Boyd says reverting back to the normal principles for workers compensation liability for COVID-19 will still allow staff members to claim for work-related infection.
“It will still allow employees to claim for compensation but it also means that business owners won’t be automatically held responsible if someone gets COVID-19,” she says.
NSW Premier Dominic Perrottet is calling on the opposition to support repealing the amendments, which he said would save businesses more than half a billion dollars in premiums.
Perrottet said when the NSW government made the amendments last year, there was little information about how COVID-19 was spread, and the vaccine rollout hadn’t begun.
“Now that the economy is steadily reopening, we want businesses investing in new staff and higher wages, not inflated insurance bills,” Perrotet said.
NSW Shadow Minister for Industrial Relations Sophie Cotsis, however, has come out in opposition to the proposed changes, saying they are “a stab in the back for the tens of thousands of workers fighting COVID”.
“Mr Perrottet expects a hospital cleaner who fell sick fighting COVID-19 to then have to fight iCare too… This will impact on health workers, nurses, cleaners, bus drivers, retail and hospital workers,” Cotsis said.
The NSW State Insurance Regulatory Authority (SIRA) expects that the cost of workers compensation claims by people infected by COVID-19 will reach $638 million in the 12 months after restrictions ease.
NSW has already paid $7.8 million for COVID-19-related workers compensation claims, equating to about $15.6 million.
The highest number of claims in the state has been in retail, accommodation and food services, transport, public administration and safety, and health care industries.
With the number of workers compensation claims expected to rise, there is a growing risk that workers will take legal action against their employers if they get sick at work.
Tim McDonald, employment lawyer and principal at McCabes, says businesses will continue to need to take steps to eliminate the risk of their staff contracting COVID-19 at work.
“Under health and safety legislation, employers are required to take steps to eliminate or minimise the risk of COVID-19,” McDonald tells SmartCompany.
“Now the most straightforward way of doing that is mandating vaccinations but there are other measures such as more frequent testing and mask wearing,” he adds.

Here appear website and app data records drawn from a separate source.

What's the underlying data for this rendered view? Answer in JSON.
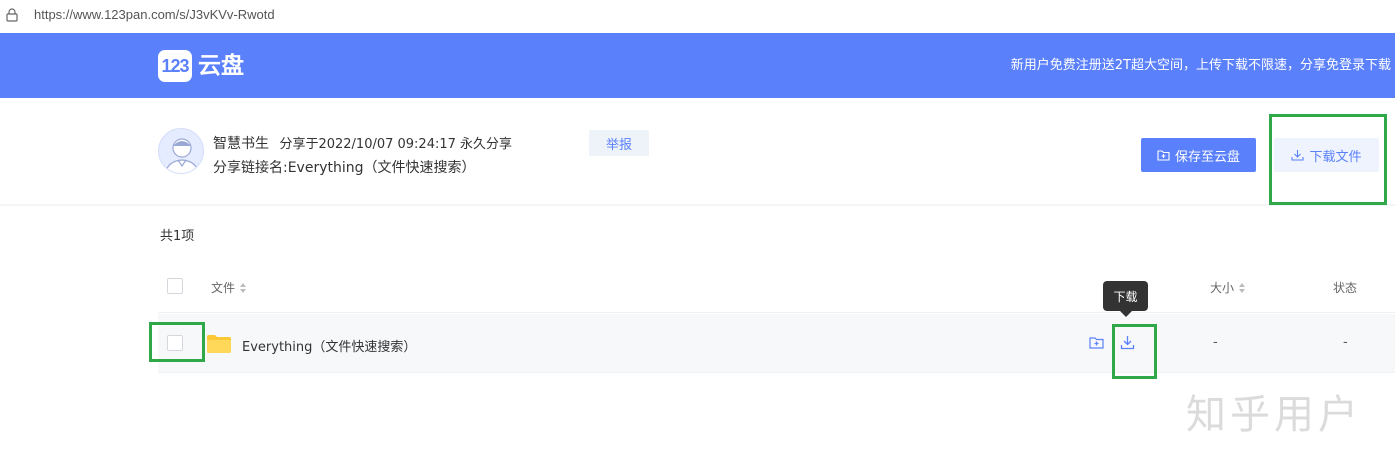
{
  "browser": {
    "url": "https://www.123pan.com/s/J3vKVv-Rwotd"
  },
  "banner": {
    "logo_mark": "123",
    "logo_text": "云盘",
    "promo_text": "新用户免费注册送2T超大空间，上传下载不限速，分享免登录下载",
    "brand_color": "#5b80fc"
  },
  "share": {
    "sharer_name": "智慧书生",
    "share_meta": "分享于2022/10/07 09:24:17 永久分享",
    "link_name": "分享链接名:Everything（文件快速搜索）",
    "report_label": "举报",
    "save_label": "保存至云盘",
    "download_label": "下载文件"
  },
  "list": {
    "count_label": "共1项",
    "columns": {
      "file": "文件",
      "size": "大小",
      "status": "状态"
    },
    "rows": [
      {
        "name": "Everything（文件快速搜索）",
        "size": "-",
        "status": "-"
      }
    ],
    "tooltip": "下载"
  },
  "watermark": "知乎用户",
  "highlight_color": "#2fa84a"
}
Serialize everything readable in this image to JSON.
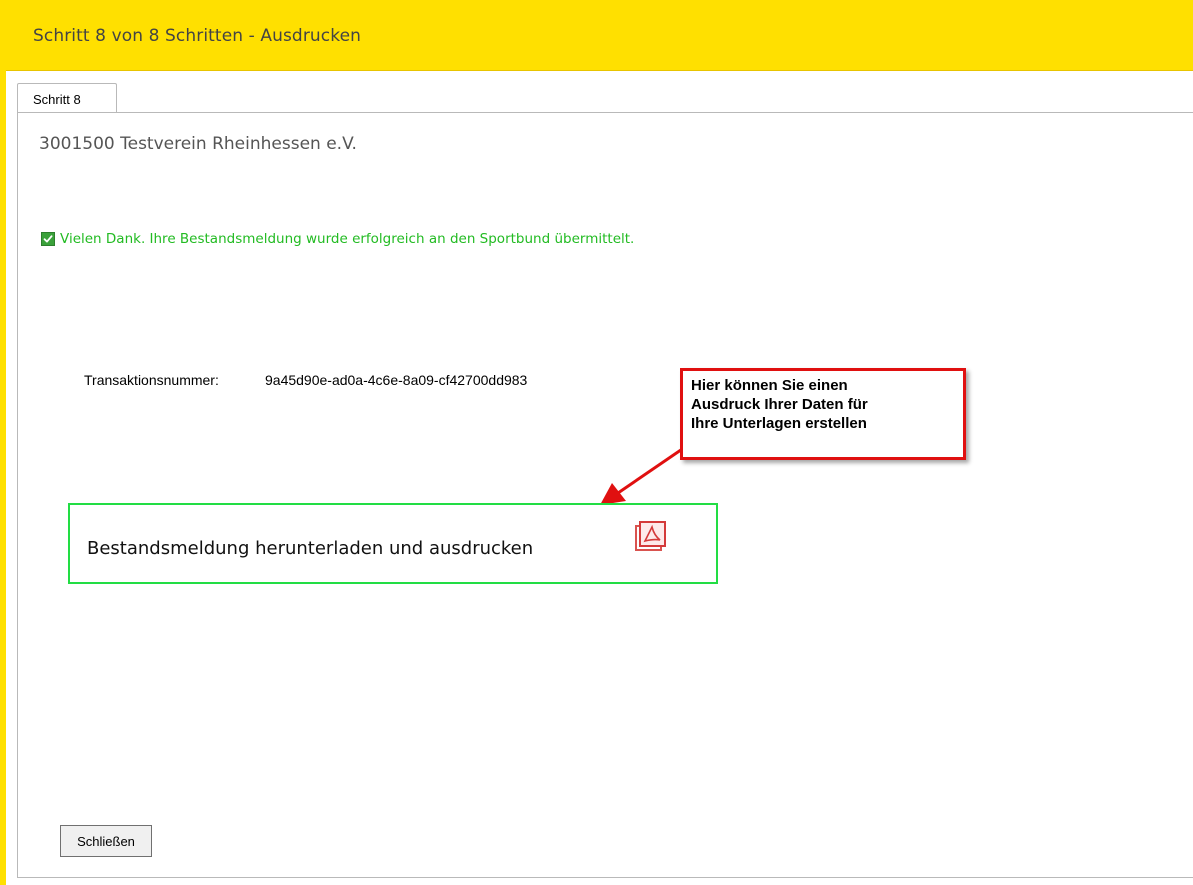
{
  "window": {
    "title": "Schritt 8 von 8 Schritten - Ausdrucken"
  },
  "tabs": [
    {
      "label": "Schritt 8",
      "active": true
    }
  ],
  "club": {
    "name": "3001500 Testverein Rheinhessen e.V."
  },
  "status": {
    "message": "Vielen Dank. Ihre Bestandsmeldung wurde erfolgreich an den Sportbund übermittelt.",
    "icon": "checkbox-checked-icon",
    "color": "#22bb22"
  },
  "transaction": {
    "label": "Transaktionsnummer:",
    "value": "9a45d90e-ad0a-4c6e-8a09-cf42700dd983"
  },
  "callout": {
    "lines": [
      "Hier können Sie einen",
      "Ausdruck Ihrer Daten für",
      "Ihre Unterlagen erstellen"
    ],
    "border_color": "#e01010"
  },
  "download": {
    "label": "Bestandsmeldung herunterladen und ausdrucken",
    "icon": "pdf-icon",
    "highlight_color": "#22dd44"
  },
  "footer": {
    "close_label": "Schließen"
  },
  "colors": {
    "accent": "#FFE000"
  }
}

McDonald says employers should consider setting up a vaccine policy if they haven’t already because of their duty to ensure staff and customers are safe.
“I would encourage employers to engage in a reasonable dialogue with their staff,” he says.